═══ Source data

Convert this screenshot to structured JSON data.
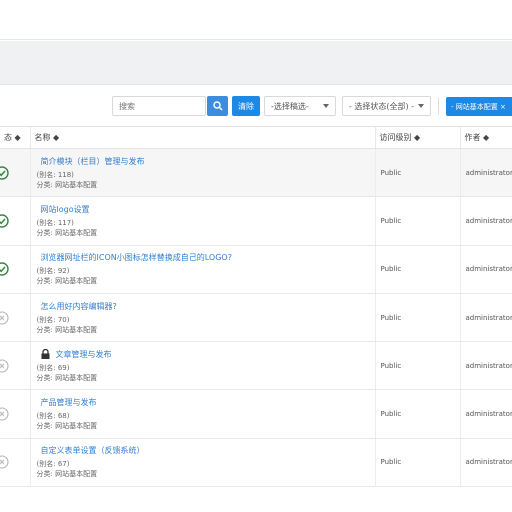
{
  "toolbar": {
    "search_placeholder": "搜索",
    "clear_label": "清除",
    "filter1_label": "-选择稿选-",
    "filter2_label": "- 选择状态(全部) -",
    "config_label": "- 网站基本配置 ×"
  },
  "table": {
    "headers": {
      "status": "态 ◆",
      "name": "名称 ◆",
      "access": "访问级别 ◆",
      "author": "作者 ◆"
    },
    "rows": [
      {
        "status": "published",
        "title": "简介模块（栏目）管理与发布",
        "alias": "(别名: 118)",
        "category": "分类: 网站基本配置",
        "access": "Public",
        "author": "administrator",
        "locked": false
      },
      {
        "status": "published",
        "title": "网站logo设置",
        "alias": "(别名: 117)",
        "category": "分类: 网站基本配置",
        "access": "Public",
        "author": "administrator",
        "locked": false
      },
      {
        "status": "published",
        "title": "浏览器网址栏的ICON小图标怎样替换成自己的LOGO?",
        "alias": "(别名: 92)",
        "category": "分类: 网站基本配置",
        "access": "Public",
        "author": "administrator",
        "locked": false
      },
      {
        "status": "unpublished",
        "title": "怎么用好内容编辑器?",
        "alias": "(别名: 70)",
        "category": "分类: 网站基本配置",
        "access": "Public",
        "author": "administrator",
        "locked": false
      },
      {
        "status": "unpublished",
        "title": "文章管理与发布",
        "alias": "(别名: 69)",
        "category": "分类: 网站基本配置",
        "access": "Public",
        "author": "administrator",
        "locked": true
      },
      {
        "status": "unpublished",
        "title": "产品管理与发布",
        "alias": "(别名: 68)",
        "category": "分类: 网站基本配置",
        "access": "Public",
        "author": "administrator",
        "locked": false
      },
      {
        "status": "unpublished",
        "title": "自定义表单设置（反馈系统）",
        "alias": "(别名: 67)",
        "category": "分类: 网站基本配置",
        "access": "Public",
        "author": "administrator",
        "locked": false
      }
    ]
  },
  "colors": {
    "accent": "#1e88e5",
    "published": "#2e8b3d",
    "unpublished": "#b0b0b0",
    "link": "#2f7fd1"
  },
  "icons": {
    "search": "search-icon",
    "published": "check-circle-icon",
    "unpublished": "x-circle-icon",
    "lock": "lock-icon"
  }
}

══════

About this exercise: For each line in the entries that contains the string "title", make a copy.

The completed task:
        "title": "简介模块（栏目）管理与发布",
        "title": "网站logo设置",
        "title": "浏览器网址栏的ICON小图标怎样替换成自己的LOGO?",
        "title": "怎么用好内容编辑器?",
        "title": "文章管理与发布",
        "title": "产品管理与发布",
        "title": "自定义表单设置（反馈系统）",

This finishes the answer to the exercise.